Comment by Dr. Richard Ablin:

A Comment on Medicare's Recent Decision to Cover Cryosurgery for Localized Prostate Cancer

In further reference to national Medicare coverage for cryosurgery, we welcome this long over due decision by the Health Care Finance Administration (HCFA). However, in making and commenting on this announcement, I take a rather dim view of the technically correct, but glib, statements by Grant Bagley, M.D., Director of HCFA's Coverage and Analysis Group.

As reported in Oncology News International (page 18, April, 1999), Doctor Bagley stated "Our decision means beneficiaries will have greater access to cutting-edge technology to combat prostate cancer" and "Medicare beneficiaries will now have another option to discuss with their doctors to help determine their treatment". In spite of HCFA's earlier persistance of a non-coverage policy for cryosurgery, it has been known for sometime that a representative segment of the medical community, including physicians, hospitals and insurers (other than Medicare) accepted that cryosurgery, shortly following its re-introduction with improved technological modifications for the treatment of prostate cancer, has been safe and effective.

Furthermore, many patients with co-existing medical conditions, for whom the less traumatic and less stressful effects of cryosurgery (which was one of the initial purposes for which it was intended) vs. radical surgery was unequivocally indicated, were, due to personal financial constraints, denied access to cryosurgery, and suffered the possible consequences.

It has been unfortunate that it took HCFA so long to recognize the clear advantages of cryosurgery for the treatment of prostate cancer, when similar or lesser benefits, with associated increased morbidity, were still well accepted for other forms of treatment.
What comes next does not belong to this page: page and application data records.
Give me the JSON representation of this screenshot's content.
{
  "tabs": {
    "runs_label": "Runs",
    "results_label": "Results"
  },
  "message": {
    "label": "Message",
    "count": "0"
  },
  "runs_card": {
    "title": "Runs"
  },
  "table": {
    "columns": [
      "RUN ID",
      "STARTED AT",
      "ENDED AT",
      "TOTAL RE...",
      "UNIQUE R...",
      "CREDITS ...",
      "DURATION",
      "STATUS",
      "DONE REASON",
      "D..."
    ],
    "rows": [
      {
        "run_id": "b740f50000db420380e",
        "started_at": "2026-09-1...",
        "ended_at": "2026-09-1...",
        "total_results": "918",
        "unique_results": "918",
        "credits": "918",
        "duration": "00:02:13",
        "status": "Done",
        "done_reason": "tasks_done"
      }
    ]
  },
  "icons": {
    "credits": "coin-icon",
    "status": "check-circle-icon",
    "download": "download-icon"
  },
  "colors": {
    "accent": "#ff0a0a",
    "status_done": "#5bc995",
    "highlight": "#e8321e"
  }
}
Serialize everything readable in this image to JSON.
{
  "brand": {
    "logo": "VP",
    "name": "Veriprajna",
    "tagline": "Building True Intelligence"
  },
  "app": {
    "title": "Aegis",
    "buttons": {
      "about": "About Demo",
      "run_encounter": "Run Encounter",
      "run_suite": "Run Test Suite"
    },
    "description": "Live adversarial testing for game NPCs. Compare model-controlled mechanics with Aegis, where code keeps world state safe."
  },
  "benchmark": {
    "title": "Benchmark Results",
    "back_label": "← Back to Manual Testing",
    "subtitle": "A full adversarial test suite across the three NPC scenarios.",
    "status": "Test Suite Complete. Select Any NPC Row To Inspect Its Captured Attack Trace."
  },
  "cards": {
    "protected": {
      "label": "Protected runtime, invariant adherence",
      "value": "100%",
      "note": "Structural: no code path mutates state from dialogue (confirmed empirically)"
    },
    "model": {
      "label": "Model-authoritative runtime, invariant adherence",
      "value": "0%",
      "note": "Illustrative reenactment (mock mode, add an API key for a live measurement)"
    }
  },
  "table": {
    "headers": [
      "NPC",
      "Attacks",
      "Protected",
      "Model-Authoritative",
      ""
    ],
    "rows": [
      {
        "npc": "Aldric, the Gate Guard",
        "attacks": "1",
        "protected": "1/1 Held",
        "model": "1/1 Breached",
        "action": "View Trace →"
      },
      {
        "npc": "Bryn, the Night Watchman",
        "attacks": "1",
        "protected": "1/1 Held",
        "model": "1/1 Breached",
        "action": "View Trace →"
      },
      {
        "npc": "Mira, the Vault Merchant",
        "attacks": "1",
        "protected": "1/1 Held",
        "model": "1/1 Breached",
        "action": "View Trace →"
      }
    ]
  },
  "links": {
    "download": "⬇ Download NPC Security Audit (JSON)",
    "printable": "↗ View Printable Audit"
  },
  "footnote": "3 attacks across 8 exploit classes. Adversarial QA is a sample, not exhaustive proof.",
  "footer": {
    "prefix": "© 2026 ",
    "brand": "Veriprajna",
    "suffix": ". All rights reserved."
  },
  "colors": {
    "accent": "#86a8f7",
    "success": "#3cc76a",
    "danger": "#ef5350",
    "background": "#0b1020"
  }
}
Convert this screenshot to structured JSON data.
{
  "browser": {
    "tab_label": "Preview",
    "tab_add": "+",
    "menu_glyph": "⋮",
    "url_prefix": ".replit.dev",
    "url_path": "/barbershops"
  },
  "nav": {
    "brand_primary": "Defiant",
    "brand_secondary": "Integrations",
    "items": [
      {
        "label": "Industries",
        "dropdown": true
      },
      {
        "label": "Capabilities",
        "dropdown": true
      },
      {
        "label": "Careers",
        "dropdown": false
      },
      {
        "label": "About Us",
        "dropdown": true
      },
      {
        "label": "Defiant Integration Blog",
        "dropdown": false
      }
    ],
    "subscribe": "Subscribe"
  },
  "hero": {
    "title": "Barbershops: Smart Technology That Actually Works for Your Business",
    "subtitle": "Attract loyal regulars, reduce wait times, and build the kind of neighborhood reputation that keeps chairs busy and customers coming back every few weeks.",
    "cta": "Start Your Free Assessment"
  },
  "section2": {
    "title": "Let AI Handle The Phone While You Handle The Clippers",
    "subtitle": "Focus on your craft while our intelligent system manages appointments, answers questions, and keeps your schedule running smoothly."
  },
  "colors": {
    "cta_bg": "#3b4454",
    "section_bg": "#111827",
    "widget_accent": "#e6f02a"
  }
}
In this regard, neither of the presently highly thought of forms of early treatment, i.e., radical prostatectomy and external beam radiation, are definitive. In the case of radical prostatectomy, data show that upwards of 50% of prostate cancer patients presurgically thought to have organ-confined disease have extracapsular disease. And perhaps most revealing, attention drawn by Coley et al. (Ann. Intern. Med., 126:468, 1997) to analysis of data from national Medicare claims (Lu-Yao et al. J. Nat'l. Cancer Inst., 88:116, 1996), indicates that approximately 25% of patients reported to have pathologically localized disease at the time of radical prostatectomy require additional treatment within 5 years. External beam radiation, not to mention the side effects, shows a local recurrence of prostate cancer which approaches 80% by 7 years. And, up to 40% of patients receiving conformal radiotherapy will have a positive biopsy.

By comparison, long-term survival data from previous studies demonstrated that cryosurgery was equivalent to radical prostatectomy and radiation (Bonney et al., Urology, 19:37, 1982). Clinical experience with current percutaneous transperineal ultrasound-guided cryosurgery at several centers evaluated by the percent negative biopsies from 1000+ patients followed-uo to 4 years ranged from 71-96% (Bahn et al. Personal Communication; Schmidt et al. CA- A Cancer J Clin, 48:239, 1998). It must be noted that the percent negative biopsies included patients who underwent cryosurgery of the prostate after failure of radiation therapy, i.e., salvage cryotherapy. Presented earlier this year by Dr. John Long (New England Medical Center, Boston, MA), the results of an 800 patient multi-site retrospective comparative study of brachytherapy and cryosurgery showed that while the results were about equal among low-risk prostate cancer patients, cryosurgery outperformed brachytherapy among patients considered high-risk (9th International Prostate Cancer Update, Beaver Creek, CO, 24 January, 1999).

Is not being told you have cancer bad enough, only then to be told next, particularly with possible knowledge of the less than definitive treatments available, that you do not have access to perhaps the best therapy for you! Every patient should have the chance to make a choice, including Doctor Bagley.

Richard J. Ablin, Ph.D. President



Copyright 2000 Mark Haythorn